Android and Windows Phone have shown significant growth in the third quarter of this year (Q3 2013), according to the International Data Corporation (IDC) Worldwide Quarterly Mobile Phone Tracker.
With a total base of 211.6 million smartphone units shipped during the quarter, Android accounted for 81 percent of all smartphone shipments. Windows Phone, on the other hand, contributed to 3.6 percent of shipments in the same period, an increase of 156 percent year-on-year.
The availability of affordable devices is driving the growth of both mobile operating systems. "Both platforms have a selection of devices available at prices low enough to be affordable to the mass market, and it is the mass market that is driving the entire market forward," said Ramon Llamas, research manager with IDC's Mobile Phone team.

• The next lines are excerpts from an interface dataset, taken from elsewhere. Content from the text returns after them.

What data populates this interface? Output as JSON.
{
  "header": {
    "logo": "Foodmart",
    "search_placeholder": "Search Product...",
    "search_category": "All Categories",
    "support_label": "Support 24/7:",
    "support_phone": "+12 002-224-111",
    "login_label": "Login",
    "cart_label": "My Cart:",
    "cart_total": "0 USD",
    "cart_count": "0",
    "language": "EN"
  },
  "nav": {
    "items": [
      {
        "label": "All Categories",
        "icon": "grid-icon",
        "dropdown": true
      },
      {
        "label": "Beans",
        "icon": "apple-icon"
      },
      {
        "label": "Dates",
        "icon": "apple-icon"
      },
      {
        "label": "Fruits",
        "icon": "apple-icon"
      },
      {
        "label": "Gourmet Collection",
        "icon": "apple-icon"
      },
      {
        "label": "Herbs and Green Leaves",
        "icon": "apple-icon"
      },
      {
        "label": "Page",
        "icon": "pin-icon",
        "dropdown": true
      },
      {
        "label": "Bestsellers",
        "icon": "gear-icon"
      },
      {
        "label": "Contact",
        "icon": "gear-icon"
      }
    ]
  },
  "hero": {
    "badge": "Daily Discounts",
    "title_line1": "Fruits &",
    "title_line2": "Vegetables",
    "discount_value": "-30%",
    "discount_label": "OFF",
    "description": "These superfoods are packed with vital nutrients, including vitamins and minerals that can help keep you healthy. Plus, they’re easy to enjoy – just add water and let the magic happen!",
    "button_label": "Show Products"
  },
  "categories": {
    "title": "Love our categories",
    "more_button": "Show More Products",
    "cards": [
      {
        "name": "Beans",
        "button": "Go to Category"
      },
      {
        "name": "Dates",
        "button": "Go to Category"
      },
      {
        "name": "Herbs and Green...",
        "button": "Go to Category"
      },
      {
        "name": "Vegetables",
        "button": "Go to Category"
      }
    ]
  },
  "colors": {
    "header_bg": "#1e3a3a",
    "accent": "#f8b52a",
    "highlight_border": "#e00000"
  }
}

The average selling price (ASP) for an Android phone was US$268 in Q3 2013, a decrease of US$45 from the same period last year. Windows Phone decreased its ASP by US$23 year-over-year.
Phablets, which are smartphones featuring five to seven inch screens, are also driving the growth of Android. In Q3 2013, phablet shipments accounted for 21 percent of the smartphone market, up from just 3 percent a year ago, according to IDC. Riding on this trend, Nokia recently introduced the Windows Phone-powered Lumia 1320 and 1520.
Sign up for Computerworld eNewsletters.